I can still remember my dad telling me that the only thing I have in life is my integrity – you can either have it lead your life or you can give it away and once you do, you cannot get it back.
Luke is insistent on two words used extensively since about chapter 2 of Acts: ALL and TOGETHER; “they were all together”, “all of them were filled with the Holy Spirit”, “all things in common”, together they prayed, together they worshipped, together they broke bread… And in the passage on Ananias and Sapphira, one cannot read 5:1-11 without including 4:32-37…why you ask? Because 5:1 begins with a hugely important word, “but”.
Every time I lead a Bible study I talk about paying attention to context and grammar and regarding Ananias and Sapphira, this is especially true. This ‘but’ says 5:1-11 is tied to something else – there is a contrast to be made. Luke has made it clear from nearly the beginning that the hallmark of this group was that they were of “one heart and soul” and “great grace was upon them”. None were in need because it was, to quote Alexandre Dumas’s 3 Muskateers, “all for one and one for all”. This is why I included 4:32-37 as part of today’s material.
So, let’s get right to it…when most people read about Ananias and Sapphira, they see the words, ‘you lie, you die’. Be honest, this is hard to avoid in this passage. But Luke’s emphasis is not on the deaths of these two well-to-do members of the early community of faith. The point of this passage comes in verse 11- “and great fear seized the whole church and all who heard of these things”. This, by the way is the first use of the word “church” in Acts and Luke makes it known that constructive fear is what is important about Ananias and Sapphira regarding how easy it is for evil and dishonest to creep into a community of faith – God’s people…the church.
How do you know this…look at how Luke writes 4:32-5:11…Luke contrasts the upstanding Barnabas against the sinful Ananias/Sapphira. Luke makes it clear that Satan is at work in Ananias/Sapphira and not the Holy Spirit. Luke makes effective and dramatic use of opposites in these verses: life/death, Holy Spirit/satan, truth/deceit, need/freedom, harmony/fear. Luke, of all the gospel writers provides the strongest words on the dangers wealth brings to the table regarding the sin of individuals involving material possessions.
Barnabas is a source of comfort we are told, (his name means “son of encouragement”) and later we will see all the good that Barnabas will do in Acts. Ananais and Sapphira take us back by allusion to Achan in Joshua 7 or Nadab and Abihu, (Aaron’s sons) and by these Old Testament allusions I am reminded of the phrase that was tied to many a king – you know, the ones with wealth and power…that phrase? “And he did what was evil in the sight of the Lord”. There is no getting around the fate of Ananias and Sapphira but remember, Luke is interested in the integrity of the individuals within the church. We see Barnabas’s integrity on display…We see Ananias and Saphhira’s integrity on display. Both Barnabas and Ananias are of the same social class – wealthy landowners.

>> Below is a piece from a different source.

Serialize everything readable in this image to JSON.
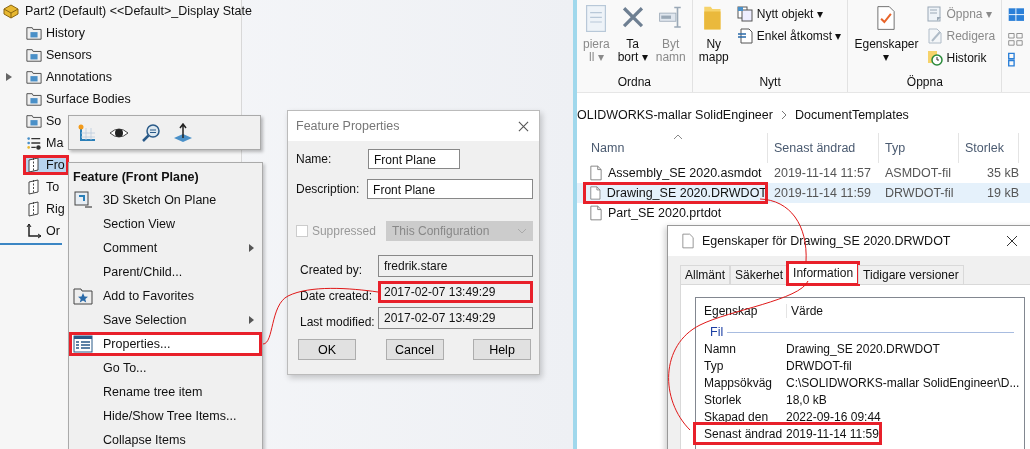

Luke begins this passage with “those who believed were of one heart and soul” and here he challenges us by spotlighting our own integrity. How do we value others and what they need? Do we place a higher priority on our own possessions and what we want? Or, do we think of what we own as common property? Integrity…we can value it or we can “sell it”…each day our integrity is on display.